Funny how progressive thinking always results in the most regressive tax policies when they run out of SEM, somebody else’s money. And how the speeches of progressives like lightfoot as championing the middle and lower classes, when math is applied to their actual results, shows that their policy is just a combat boot across the neck of those very constuents. Gas, ecigs, gambling, ride share, red light cameras, water, pop, carry out food, etc. Are all blatently regressive taxes. Rahm was a right winger compared to lightfoot. The level of a progressive can be measured by how regressive their taxes… Read more »

debtsor

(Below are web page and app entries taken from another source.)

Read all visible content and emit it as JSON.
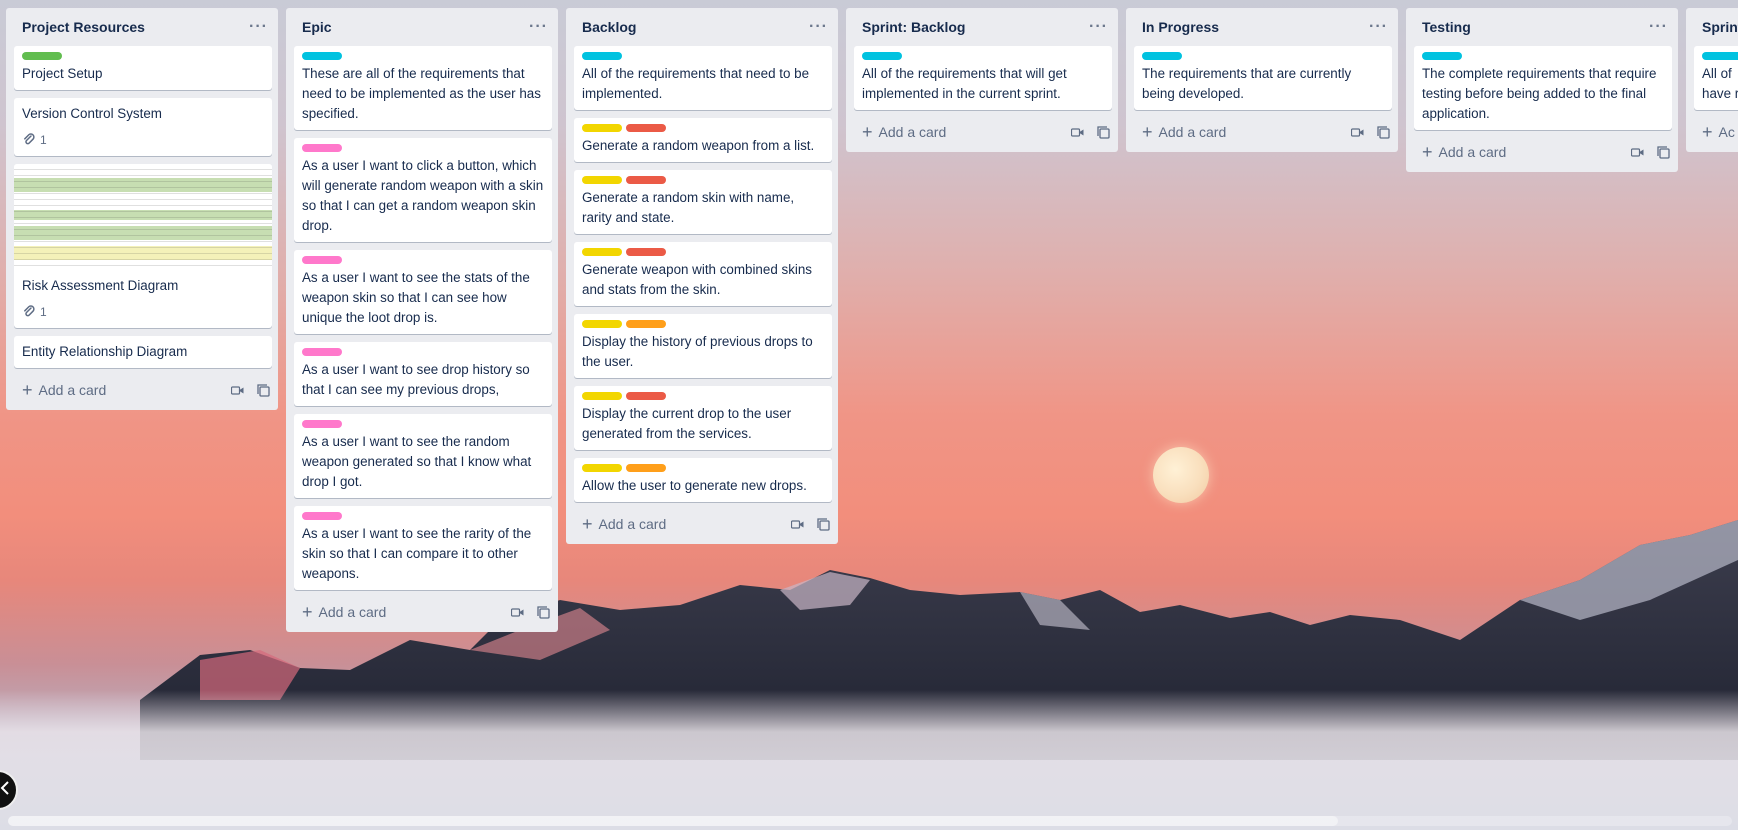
{
  "colors": {
    "green": "#61bd4f",
    "cyan": "#00c2e0",
    "pink": "#ff78cb",
    "yellow": "#f2d600",
    "red": "#eb5a46",
    "orange": "#ff9f1a"
  },
  "lists": [
    {
      "title": "Project Resources",
      "add_label": "Add a card",
      "cards": [
        {
          "text": "Project Setup",
          "labels": [
            "green"
          ]
        },
        {
          "text": "Version Control System",
          "attachments": "1"
        },
        {
          "text": "Risk Assessment Diagram",
          "attachments": "1",
          "cover": "spreadsheet-thumbnail"
        },
        {
          "text": "Entity Relationship Diagram"
        }
      ]
    },
    {
      "title": "Epic",
      "add_label": "Add a card",
      "cards": [
        {
          "text": "These are all of the requirements that need to be implemented as the user has specified.",
          "labels": [
            "cyan"
          ]
        },
        {
          "text": "As a user I want to click a button, which will generate random weapon with a skin so that I can get a random weapon skin drop.",
          "labels": [
            "pink"
          ]
        },
        {
          "text": "As a user I want to see the stats of the weapon skin so that I can see how unique the loot drop is.",
          "labels": [
            "pink"
          ]
        },
        {
          "text": "As a user I want to see drop history so that I can see my previous drops,",
          "labels": [
            "pink"
          ]
        },
        {
          "text": "As a user I want to see the random weapon generated so that I know what drop I got.",
          "labels": [
            "pink"
          ]
        },
        {
          "text": "As a user I want to see the rarity of the skin so that I can compare it to other weapons.",
          "labels": [
            "pink"
          ]
        }
      ]
    },
    {
      "title": "Backlog",
      "add_label": "Add a card",
      "cards": [
        {
          "text": "All of the requirements that need to be implemented.",
          "labels": [
            "cyan"
          ]
        },
        {
          "text": "Generate a random weapon from a list.",
          "labels": [
            "yellow",
            "red"
          ]
        },
        {
          "text": "Generate a random skin with name, rarity and state.",
          "labels": [
            "yellow",
            "red"
          ]
        },
        {
          "text": "Generate weapon with combined skins and stats from the skin.",
          "labels": [
            "yellow",
            "red"
          ]
        },
        {
          "text": "Display the history of previous drops to the user.",
          "labels": [
            "yellow",
            "orange"
          ]
        },
        {
          "text": "Display the current drop to the user generated from the services.",
          "labels": [
            "yellow",
            "red"
          ]
        },
        {
          "text": "Allow the user to generate new drops.",
          "labels": [
            "yellow",
            "orange"
          ]
        }
      ]
    },
    {
      "title": "Sprint: Backlog",
      "add_label": "Add a card",
      "cards": [
        {
          "text": "All of the requirements that will get implemented in the current sprint.",
          "labels": [
            "cyan"
          ]
        }
      ]
    },
    {
      "title": "In Progress",
      "add_label": "Add a card",
      "cards": [
        {
          "text": "The requirements that are currently being developed.",
          "labels": [
            "cyan"
          ]
        }
      ]
    },
    {
      "title": "Testing",
      "add_label": "Add a card",
      "cards": [
        {
          "text": "The complete requirements that require testing before being added to the final application.",
          "labels": [
            "cyan"
          ]
        }
      ]
    },
    {
      "title": "Sprint",
      "add_label": "Ac",
      "cards": [
        {
          "text": "All of have r",
          "labels": [
            "cyan"
          ]
        }
      ]
    }
  ]
}
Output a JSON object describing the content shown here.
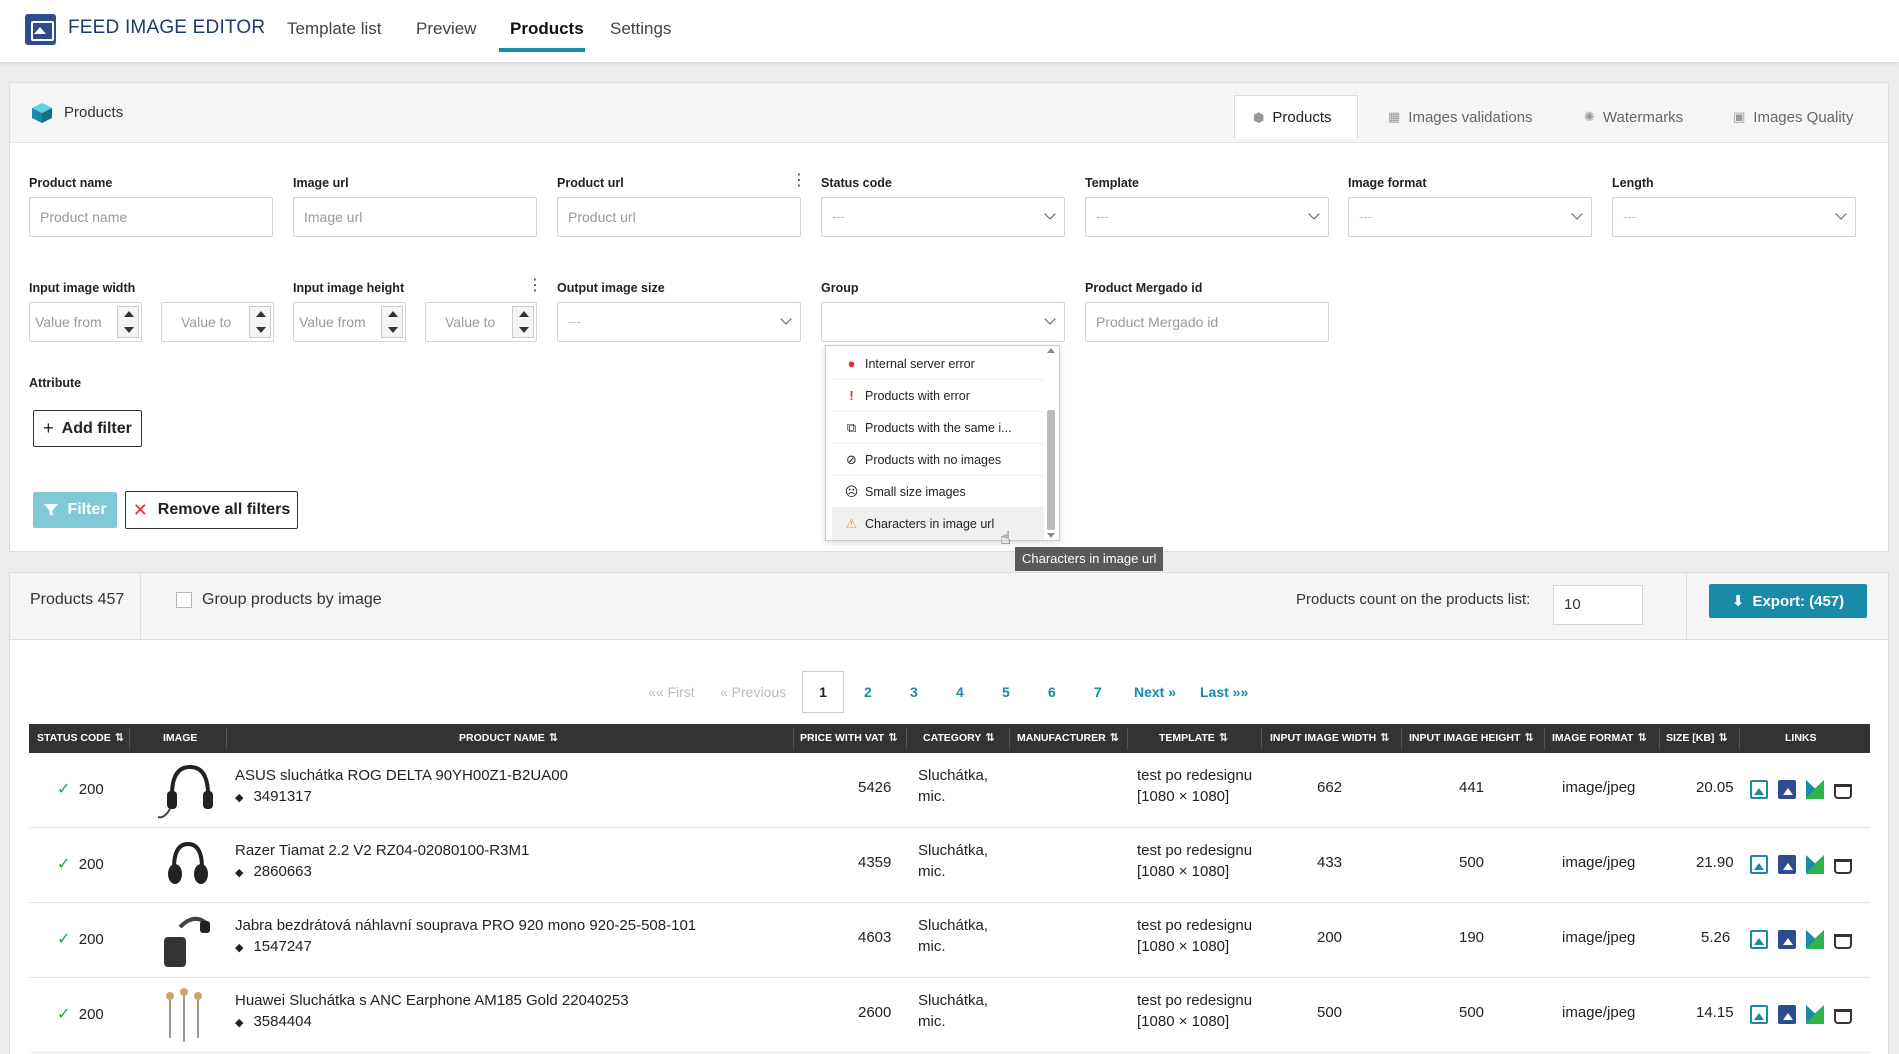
{
  "app": {
    "title": "FEED IMAGE EDITOR"
  },
  "nav": {
    "tabs": [
      {
        "label": "Template list"
      },
      {
        "label": "Preview"
      },
      {
        "label": "Products"
      },
      {
        "label": "Settings"
      }
    ],
    "active": "Products"
  },
  "panel": {
    "title": "Products",
    "tabs": [
      {
        "label": "Products",
        "icon": "box-icon"
      },
      {
        "label": "Images validations",
        "icon": "image-check-icon"
      },
      {
        "label": "Watermarks",
        "icon": "stamp-icon"
      },
      {
        "label": "Images Quality",
        "icon": "image-icon"
      }
    ]
  },
  "filters": {
    "product_name": {
      "label": "Product name",
      "placeholder": "Product name"
    },
    "image_url": {
      "label": "Image url",
      "placeholder": "Image url"
    },
    "product_url": {
      "label": "Product url",
      "placeholder": "Product url"
    },
    "status_code": {
      "label": "Status code",
      "value": "---"
    },
    "template": {
      "label": "Template",
      "value": "---"
    },
    "image_format": {
      "label": "Image format",
      "value": "---"
    },
    "length": {
      "label": "Length",
      "value": "---"
    },
    "input_width": {
      "label": "Input image width",
      "from": "Value from",
      "to": "Value to"
    },
    "input_height": {
      "label": "Input image height",
      "from": "Value from",
      "to": "Value to"
    },
    "output_size": {
      "label": "Output image size",
      "value": "---"
    },
    "group": {
      "label": "Group",
      "value": ""
    },
    "mergado_id": {
      "label": "Product Mergado id",
      "placeholder": "Product Mergado id"
    },
    "attribute": {
      "label": "Attribute"
    },
    "add_filter": "Add filter",
    "filter_btn": "Filter",
    "remove_all": "Remove all filters"
  },
  "group_dropdown": {
    "items": [
      {
        "label": "Internal server error",
        "icon": "error-circle-icon",
        "color": "#e03131"
      },
      {
        "label": "Products with error",
        "icon": "exclamation-icon",
        "color": "#e03131"
      },
      {
        "label": "Products with the same i...",
        "icon": "copy-icon",
        "color": "#333333"
      },
      {
        "label": "Products with no images",
        "icon": "eye-off-icon",
        "color": "#333333"
      },
      {
        "label": "Small size images",
        "icon": "sad-face-icon",
        "color": "#333333"
      },
      {
        "label": "Characters in image url",
        "icon": "warning-icon",
        "color": "#f59f00"
      }
    ],
    "tooltip": "Characters in image url"
  },
  "products_bar": {
    "count_label": "Products 457",
    "group_by_image": "Group products by image",
    "list_count_label": "Products count on the products list:",
    "list_count_value": "10",
    "export": "Export: (457)"
  },
  "pagination": {
    "first": "«« First",
    "previous": "« Previous",
    "pages": [
      "1",
      "2",
      "3",
      "4",
      "5",
      "6",
      "7"
    ],
    "current": "1",
    "next": "Next »",
    "last": "Last »»"
  },
  "table": {
    "columns": [
      "Status code",
      "Image",
      "Product name",
      "Price with VAT",
      "Category",
      "Manufacturer",
      "Template",
      "Input image width",
      "Input image height",
      "Image format",
      "Size [KB]",
      "Links"
    ],
    "rows": [
      {
        "status": "200",
        "name": "ASUS sluchátka ROG DELTA 90YH00Z1-B2UA00",
        "id": "3491317",
        "price": "5426",
        "category1": "Sluchátka,",
        "category2": "mic.",
        "manufacturer": "",
        "template1": "test po redesignu",
        "template2": "[1080 × 1080]",
        "width": "662",
        "height": "441",
        "format": "image/jpeg",
        "size": "20.05"
      },
      {
        "status": "200",
        "name": "Razer Tiamat 2.2 V2 RZ04-02080100-R3M1",
        "id": "2860663",
        "price": "4359",
        "category1": "Sluchátka,",
        "category2": "mic.",
        "manufacturer": "",
        "template1": "test po redesignu",
        "template2": "[1080 × 1080]",
        "width": "433",
        "height": "500",
        "format": "image/jpeg",
        "size": "21.90"
      },
      {
        "status": "200",
        "name": "Jabra bezdrátová náhlavní souprava PRO 920 mono 920-25-508-101",
        "id": "1547247",
        "price": "4603",
        "category1": "Sluchátka,",
        "category2": "mic.",
        "manufacturer": "",
        "template1": "test po redesignu",
        "template2": "[1080 × 1080]",
        "width": "200",
        "height": "190",
        "format": "image/jpeg",
        "size": "5.26"
      },
      {
        "status": "200",
        "name": "Huawei Sluchátka s ANC Earphone AM185 Gold 22040253",
        "id": "3584404",
        "price": "2600",
        "category1": "Sluchátka,",
        "category2": "mic.",
        "manufacturer": "",
        "template1": "test po redesignu",
        "template2": "[1080 × 1080]",
        "width": "500",
        "height": "500",
        "format": "image/jpeg",
        "size": "14.15"
      }
    ]
  },
  "colors": {
    "accent": "#1a8aa9",
    "brand": "#2d4d8e",
    "ok": "#2e9a3a",
    "header_bg": "#333333"
  }
}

There’s only a handful of candidates I’ve ever voted for who were openly Democrat (I usually vote for the losing Republican opponent), and Rahm was one of them. I’d vote for him again/ But he saw the progressive writing on the wall and he knew he was toast.

riverbender

Raise taxes, no spending cuts and the deficit grows…just another Chicago budget once again.

michael marek

excellent analysis (unfortunately for taxpayers and our state)

Rob Maitino

This article should be on the front page of the Tribune every day., and should be the lead story on every newscast, every day. Like Ted Koppel did with the Iranian hostages. These gutless politicians running this state are all engaging in malpractice. Madigan has presided over all of it. He goes all the way back to Thompson. Fullerton is a crook too.

U 221f

Spot on analysis as usual!

State Pension Millionaires

Yes. Excellent content as per usual.

mike Williams

Once the data in the last graph (debt per household by income) becomes common knowledge, the race to relocate to another state will accelerate. Almost everyone I still know in Illinois has a timeframe..”a couple more years until the youngest graduates” or “one more year until I’m fully vested”. I think in many cases it will be the parents and grandparents following their recent college graduates to another state.

Bross

Would like to know the assumptions for the motor fuel tax revenue. What happens when a truck manufacturer moves to electric power for urban delivery vehicles? What happens when gas vehicles decline in usage? What if the revenue projections are wrong or decline over the course of 20 years? Does the bond holder make up the difference? Can we see how well other assumptions like this worked out? Or nobody cares because the taxpayer is on the hook? And next year the city loses out on the motor tax revenue because it’s being diverted to bonds. How is that hole… Read more »